A new proposed sound standard for classrooms, specifying a maximum background noise of 35 dBA, which the Air-Conditioning and Refrigeration Institute (ARI) says is “equivalent to a soft whisper at five feet,” was brought before the International Building Code (IBC) General Committee on April 12 for possible inclusion in building codes. The measure, which was not approved, would have been quite costly, according to hvacr and building industry representatives.

Proposed ANSI Standard S12.60-200X, “American National Standard Acoustical Performance Criteria, Design Requirements and Guidelines for Schools,” prepared by the Acoustical Society of America (ASA) and the American National Standards Institute (ANSI) committee S12 Working Group 42, provides acoustical performance criteria, design requirements, and design guidelines for new or renovated school classrooms, and other learning spaces, and takes into account children who are hard of hearing.

Specific to the hvac industry, the standard addresses hvac-related background sound that originates within the building and intrudes into the classroom through walls and partitions, floor-ceiling assemblies, and ventilation systems.

The proposed ANSI standard “sets very low noise levels within the learning space,” said Michele Darbeau, ARI standards engineer. “It does not account for a wide range of other noise sources such as overhead projectors, computers, and sound generated by people in the building that also contribute to sound levels in the classroom.”

She added, “Since computers (from one to several) and computer peripherals are an integral part of classrooms, ARI believes that noise from computers cannot be excluded from the classroom steady-state background noise requirement.”

Darbeau also pointed out that there would be significant cost implications. “New and costly equipment development programs would have to be undertaken by the hvac industry in order to develop equipment that would even come close to meeting the requirements specified, and ARI has recommended that a cost-benefit analysis be conducted.”

ARI’s Technical Committee on Sound (TCoS) recently voted against the standard and subsequently filed an appeal with the ASA. Since the appeal was not in favor of ARI, the Access Board — an independent federal agency devoted to accessibility for people with disabilities — presented the proposed new standard to the International Code Council (ICC) for incorporation into the design requirements of the model building codes in the next edition of the International Building Code (IBC).
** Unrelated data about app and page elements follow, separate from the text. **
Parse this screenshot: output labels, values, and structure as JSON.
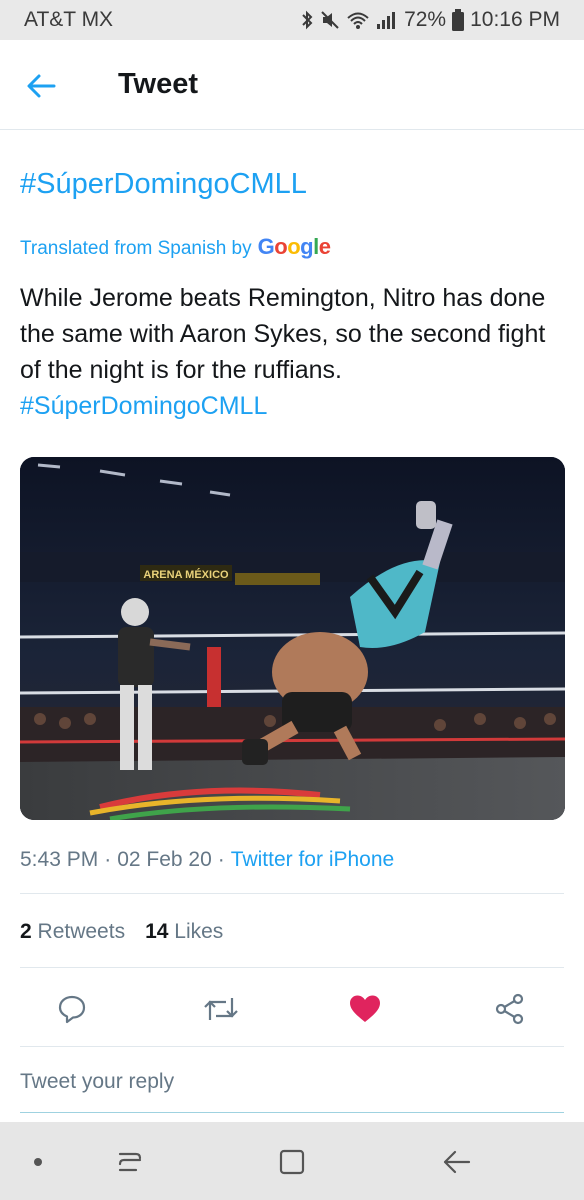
{
  "status_bar": {
    "carrier": "AT&T MX",
    "battery": "72%",
    "time": "10:16 PM"
  },
  "header": {
    "title": "Tweet"
  },
  "tweet": {
    "hashtag_title": "#SúperDomingoCMLL",
    "translated_prefix": "Translated from Spanish by",
    "translator": "Google",
    "text": "While Jerome beats Remington, Nitro has done the same with Aaron Sykes, so the second fight of the night is for the ruffians. ",
    "text_hashtag": "#SúperDomingoCMLL",
    "media": {
      "banner": "ARENA MÉXICO"
    },
    "time": "5:43 PM",
    "date": "02 Feb 20",
    "source": "Twitter for iPhone",
    "retweets_count": "2",
    "retweets_label": "Retweets",
    "likes_count": "14",
    "likes_label": "Likes",
    "liked": true
  },
  "reply": {
    "placeholder": "Tweet your reply"
  },
  "colors": {
    "accent": "#1da1f2",
    "like": "#e0245e",
    "muted": "#657786"
  },
  "icons": [
    "back-arrow-icon",
    "reply-icon",
    "retweet-icon",
    "heart-icon",
    "share-icon",
    "recent-apps-icon",
    "home-icon",
    "nav-back-icon"
  ]
}
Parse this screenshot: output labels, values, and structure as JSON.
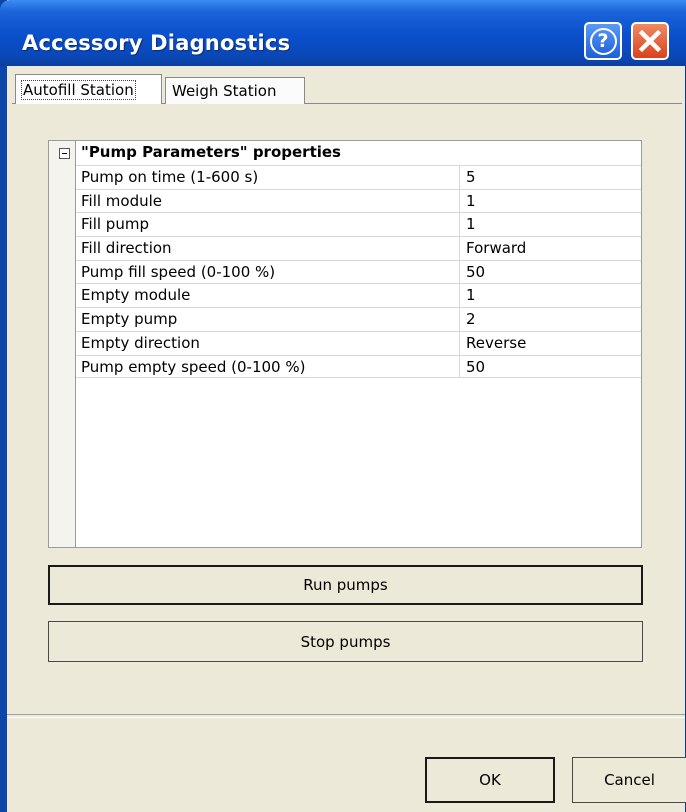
{
  "window": {
    "title": "Accessory Diagnostics",
    "help_icon": "help-icon",
    "close_icon": "close-icon",
    "help_glyph": "?"
  },
  "tabs": [
    {
      "label": "Autofill Station",
      "active": true
    },
    {
      "label": "Weigh Station",
      "active": false
    }
  ],
  "property_grid": {
    "category": "\"Pump Parameters\" properties",
    "collapse_icon": "collapse-icon",
    "rows": [
      {
        "name": "Pump on time (1-600 s)",
        "value": "5"
      },
      {
        "name": "Fill module",
        "value": "1"
      },
      {
        "name": "Fill pump",
        "value": "1"
      },
      {
        "name": "Fill direction",
        "value": "Forward"
      },
      {
        "name": "Pump fill speed (0-100 %)",
        "value": "50"
      },
      {
        "name": "Empty module",
        "value": "1"
      },
      {
        "name": "Empty pump",
        "value": "2"
      },
      {
        "name": "Empty direction",
        "value": "Reverse"
      },
      {
        "name": "Pump empty speed (0-100 %)",
        "value": "50"
      }
    ]
  },
  "actions": {
    "run_label": "Run pumps",
    "stop_label": "Stop pumps"
  },
  "footer": {
    "ok_label": "OK",
    "cancel_label": "Cancel"
  },
  "colors": {
    "titlebar": "#0a4fcb",
    "close_button": "#d8421e",
    "dialog_background": "#ece9d8"
  }
}
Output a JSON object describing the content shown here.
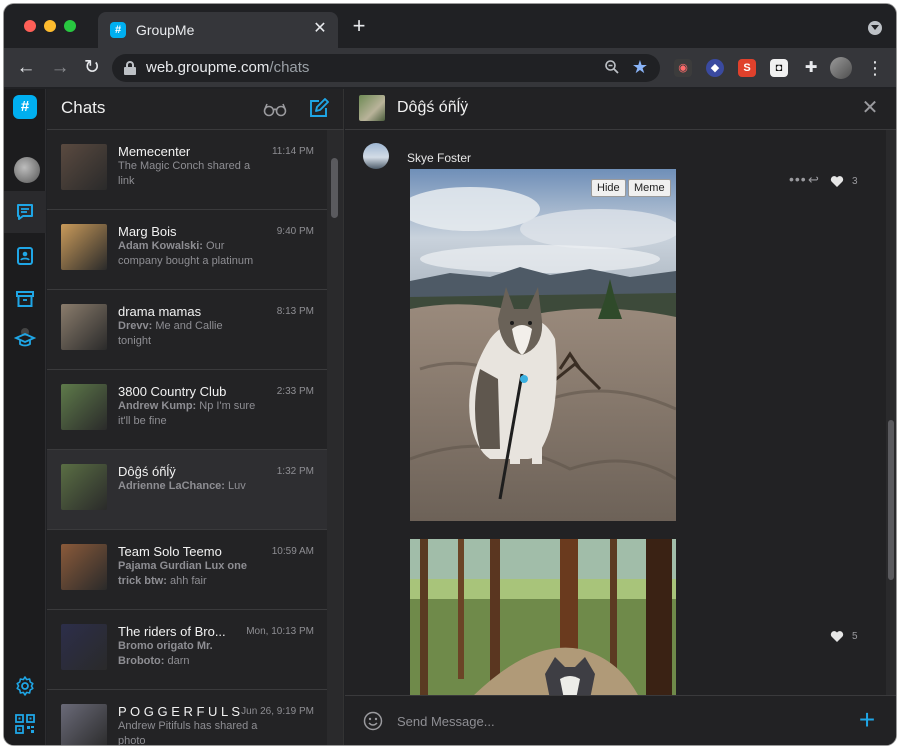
{
  "browser": {
    "tab_title": "GroupMe",
    "tab_close": "✕",
    "new_tab": "+",
    "url_host": "web.groupme.com",
    "url_path": "/chats"
  },
  "rail": {
    "logo": "#"
  },
  "chatlist": {
    "title": "Chats",
    "items": [
      {
        "name": "Memecenter",
        "time": "11:14 PM",
        "author": "",
        "preview": "The Magic Conch shared a link",
        "thumb_color": "#5a4a40"
      },
      {
        "name": "Marg Bois",
        "time": "9:40 PM",
        "author": "Adam Kowalski:",
        "preview": "Our company bought a platinum",
        "thumb_color": "#c99a5a"
      },
      {
        "name": "drama mamas",
        "time": "8:13 PM",
        "author": "Drevv:",
        "preview": "Me and Callie tonight",
        "thumb_color": "#8a7c6c"
      },
      {
        "name": "3800 Country Club",
        "time": "2:33 PM",
        "author": "Andrew Kump:",
        "preview": "Np I'm sure it'll be fine",
        "thumb_color": "#5e7a4a"
      },
      {
        "name": "Dôĝś óñĺÿ",
        "time": "1:32 PM",
        "author": "Adrienne LaChance:",
        "preview": "Luv",
        "thumb_color": "#5a6e44"
      },
      {
        "name": "Team Solo Teemo",
        "time": "10:59 AM",
        "author": "Pajama Gurdian Lux one trick btw:",
        "preview": "ahh fair",
        "thumb_color": "#8a5a3a"
      },
      {
        "name": "The riders of Bro...",
        "time": "Mon, 10:13 PM",
        "author": "Bromo origato Mr. Broboto:",
        "preview": "darn",
        "thumb_color": "#2c2e4a"
      },
      {
        "name": "P O G G E R F U L S",
        "time": "Jun 26, 9:19 PM",
        "author": "",
        "preview": "Andrew Pitifuls has shared a photo",
        "thumb_color": "#6a6a78"
      }
    ]
  },
  "conversation": {
    "title": "Dôĝś óñĺÿ",
    "close": "✕",
    "message": {
      "author": "Skye Foster",
      "hide_label": "Hide",
      "meme_label": "Meme",
      "more_label": "•••",
      "reply_label": "↩",
      "likes_1": "3",
      "likes_2": "5"
    },
    "composer": {
      "placeholder": "Send Message...",
      "attach": "+"
    }
  },
  "colors": {
    "accent": "#00aff0",
    "background": "#202124",
    "panel": "#232325"
  },
  "icons": {
    "rail": [
      "groupme-logo-icon",
      "avatar",
      "chats-icon",
      "contacts-icon",
      "archive-icon",
      "campus-icon",
      "settings-icon",
      "qr-code-icon"
    ],
    "chatlist_header": [
      "glasses-icon",
      "compose-icon"
    ],
    "composer": [
      "emoji-icon",
      "plus-icon"
    ]
  }
}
If adopted, the classroom acoustical requirements would have become mandatory as part of the building code in those states and jurisdictions that use the IBC or its member codes.
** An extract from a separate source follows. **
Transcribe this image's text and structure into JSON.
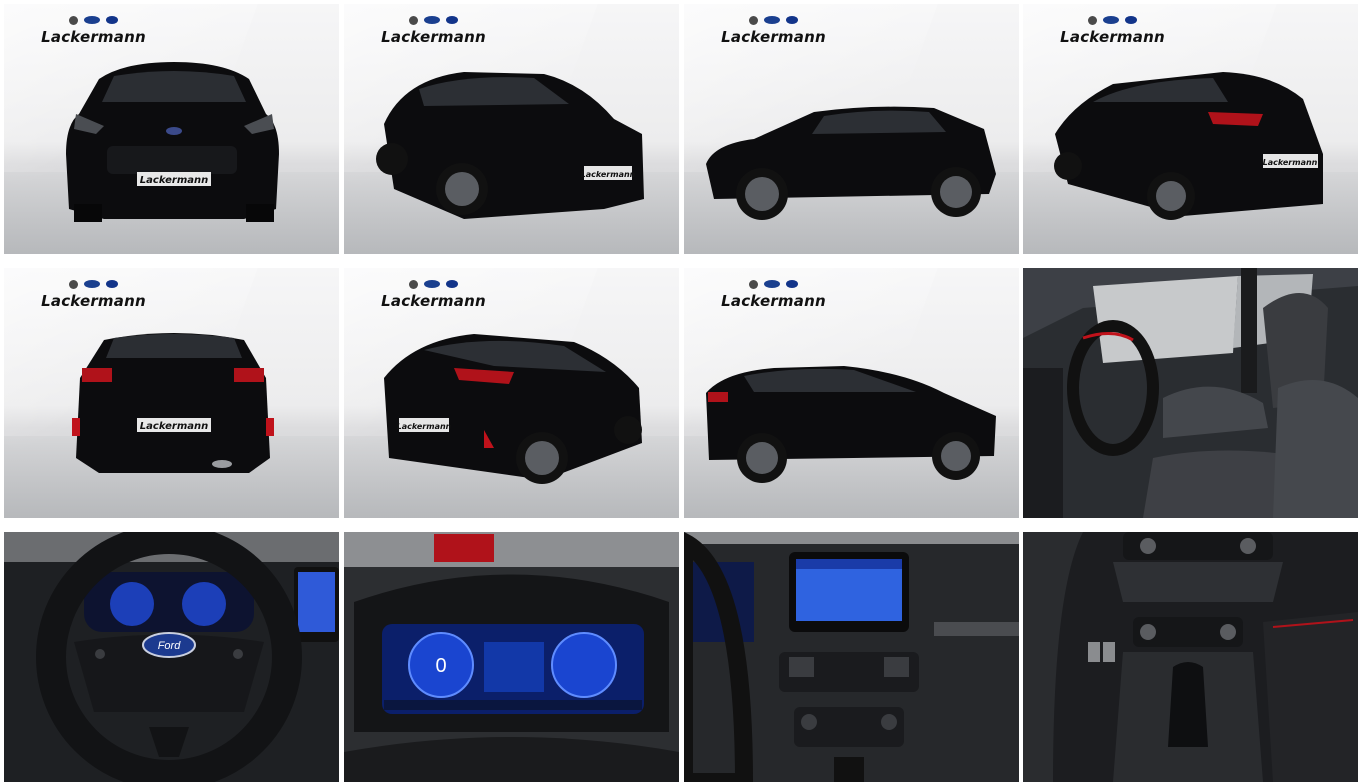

At the hearing on April 12, the ARI was joined by the Modular Building Institute, code inspectors, architects, Association of Building Managers, Metal Building Institute, Bard Manufacturing, and Marvair in opposing the classroom code change.

Jay Wood, corporate engineer for Mark Line Industries, Inc., spoke on behalf of the Modular Building Institute. “Our industry provides modular school buildings and portable classrooms throughout the country,” he told The News.

Changes to try to meet these new classroom requirements, including upgrading hvac systems, “will increase our cost by $19 per square foot,” he said. “However, this still does not achieve a noise level of 35 dBA. This results in each classroom costing about $15,000 more, and still not meeting the proposed standard.”

He said that the institute “requests that any improvements in acoustical performance be left up to individual schools … and not made a national standard.”

Irv Derks, vice president of engineering for hvac equipment manufacturer Bard Manufacturing (Bryan, OH), who was also present at the hearing, noted that there was strong opposition to the code change. But he commented, “First of all, we’re not against good, affordable learning environments.” But in developing this standard, “There was not adequate stakeholder involvement,” nor adequate “consideration of the costs.”

The change would have made new school construction and renovations cost substantially more, he said. Because it would sharply drive up costs, construction projects likely would be cancelled, and “Kids would be left in a less desirable environment.”

The proposed standard also does not consider the location of a classroom, stated Derks. “The school could be near an airport,” he said, and the standard would still apply.

In addition, the language in the standard covers all learning environments, so it would be applicable to school corridors, cafeterias, and gyms as well, Derks noted.

The impact on the hvac industry, he said, is that it would eliminate some product lines from being used in schools, and others would require expensive redesigns.

Another concern for the industry is that, although the code change was not approved by the IBC committee, other code making authorities could consider it for adoption.

For more information on the proposed classroom sound standard, contact Darbeau at mdarbeau@ari.org.

Publication date: 04/22/2002